The political fight is never an easy one. I therefore sincerely commiserate with Mr. Ranil Wickremesinghe in his unsuccessful attempt to win the Presidency. And yet I say to Mr. Wickremesinghe that he should take heart. He must take heart, because the very significant support that he and his party commands can mean one thing and one thing only: that the people of this country still intend for him to play a major role in our efforts to forge a new Sri Lanka of tranquility and tremendous opportunity that stands so close at hand.
Mr. Wickremesinghe, I stretch out my hand to you to join this government, both you and your supporters. I call upon you and your supporters to honour now by your actions the commitment to which you gave yourself throughout your election campaign, the commitment to this nation's peace, without compromising in any way with those who attempt to sow terror even for narrow political gains.
At the same time, I stretch out my hand to the leaders of all our nation's communities and faiths. Together, let us set out to clear away this culture of terror and death, let us invite all our cadres to join in this journey to rehumanise our nation's soul. Let us do as our various faiths tell us all to do, and leave behind the pettiness and spitefulness and difference to achieve this first, most desperate and most urgent target of peace, before we attempt to achieve all else.
I sympathize with those young and innocent people of our nation who have for too long been intimidated by terror into supporting the LTTE. I embrace you as dearly as I embrace my own children, and entreat you to give up this hatred which is gnawing away at your heart, and join in this nation's collective noble effort for your salvation and ours. It is only through that understanding that you will be able to convince your leaders that hatred is not the solution to any human problem.

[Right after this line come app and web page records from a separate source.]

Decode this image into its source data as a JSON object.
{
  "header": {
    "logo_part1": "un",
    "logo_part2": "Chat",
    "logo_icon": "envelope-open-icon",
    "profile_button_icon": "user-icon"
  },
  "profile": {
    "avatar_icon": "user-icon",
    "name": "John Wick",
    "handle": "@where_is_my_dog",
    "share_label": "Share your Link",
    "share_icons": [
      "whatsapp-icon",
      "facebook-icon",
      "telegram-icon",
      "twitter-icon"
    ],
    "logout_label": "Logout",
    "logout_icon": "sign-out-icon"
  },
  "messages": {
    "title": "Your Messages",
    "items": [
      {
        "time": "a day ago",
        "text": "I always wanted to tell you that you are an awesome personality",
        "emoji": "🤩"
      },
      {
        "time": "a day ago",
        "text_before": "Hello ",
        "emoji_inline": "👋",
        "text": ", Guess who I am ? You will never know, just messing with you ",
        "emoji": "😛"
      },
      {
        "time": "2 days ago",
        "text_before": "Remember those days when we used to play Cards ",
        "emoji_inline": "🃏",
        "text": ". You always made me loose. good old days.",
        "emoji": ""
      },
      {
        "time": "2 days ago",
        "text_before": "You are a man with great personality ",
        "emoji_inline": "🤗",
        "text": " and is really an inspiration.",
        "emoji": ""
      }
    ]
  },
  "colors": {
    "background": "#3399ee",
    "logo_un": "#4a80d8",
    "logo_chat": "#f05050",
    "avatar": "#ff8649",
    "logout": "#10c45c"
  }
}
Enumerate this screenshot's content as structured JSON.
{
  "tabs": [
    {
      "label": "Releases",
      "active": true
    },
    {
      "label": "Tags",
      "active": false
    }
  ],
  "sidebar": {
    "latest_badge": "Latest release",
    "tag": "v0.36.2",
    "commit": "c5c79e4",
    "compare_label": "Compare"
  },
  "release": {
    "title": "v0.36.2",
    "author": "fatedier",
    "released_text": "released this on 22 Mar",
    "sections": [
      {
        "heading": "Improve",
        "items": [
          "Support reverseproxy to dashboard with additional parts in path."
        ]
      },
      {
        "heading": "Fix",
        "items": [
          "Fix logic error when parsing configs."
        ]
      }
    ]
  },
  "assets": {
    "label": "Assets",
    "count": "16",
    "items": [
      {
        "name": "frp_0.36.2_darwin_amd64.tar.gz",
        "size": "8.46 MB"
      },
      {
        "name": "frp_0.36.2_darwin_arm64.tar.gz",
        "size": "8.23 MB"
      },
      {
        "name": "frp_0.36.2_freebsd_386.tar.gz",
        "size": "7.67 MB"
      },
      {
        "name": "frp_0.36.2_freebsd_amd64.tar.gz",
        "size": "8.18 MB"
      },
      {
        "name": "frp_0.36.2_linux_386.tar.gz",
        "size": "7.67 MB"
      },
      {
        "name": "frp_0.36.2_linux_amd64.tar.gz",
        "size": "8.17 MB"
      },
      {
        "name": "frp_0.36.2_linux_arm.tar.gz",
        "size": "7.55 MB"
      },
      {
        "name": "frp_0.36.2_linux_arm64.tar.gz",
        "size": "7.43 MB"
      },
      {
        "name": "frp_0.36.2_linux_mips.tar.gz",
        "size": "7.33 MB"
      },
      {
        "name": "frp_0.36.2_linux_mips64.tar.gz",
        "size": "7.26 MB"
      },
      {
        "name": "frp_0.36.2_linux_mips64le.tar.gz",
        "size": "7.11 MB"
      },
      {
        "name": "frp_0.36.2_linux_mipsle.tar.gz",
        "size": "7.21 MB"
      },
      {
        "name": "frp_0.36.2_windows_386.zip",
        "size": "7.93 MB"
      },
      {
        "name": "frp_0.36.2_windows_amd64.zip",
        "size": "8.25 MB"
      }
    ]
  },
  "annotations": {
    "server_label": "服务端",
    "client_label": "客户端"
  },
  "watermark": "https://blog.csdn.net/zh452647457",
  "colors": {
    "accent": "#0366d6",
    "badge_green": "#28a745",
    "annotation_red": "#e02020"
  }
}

In particular, I stretch out my hand to all our Tamil brothers and sisters who believed, mistakenly, in the benevolence of Mr. Prabhakaran to reject for once and for all the LTTE and all the violence and hatred they stand for. You must see the light of peace. I urge you to use every ounce of influence at your disposal to bring Mr. Prabhakaran to the negotiating table without any further delay. I urge you to persuade with every conceivable argument anyone who is a member or a supporter of the LTTE to renounce violence and join us in establishing peace.
I still believe in the goodness of man. I believe the time has finally come for the goodness of man to reign supreme throughout this nation. This is my one ambition, and from the achievement of this ambition, everything else that we long for and cherish will flow without hindrance.
From the threshold of death I have come back in order that I join with all of you to achieve this most urgent and noble task for our beloved land, for our people, and for our children.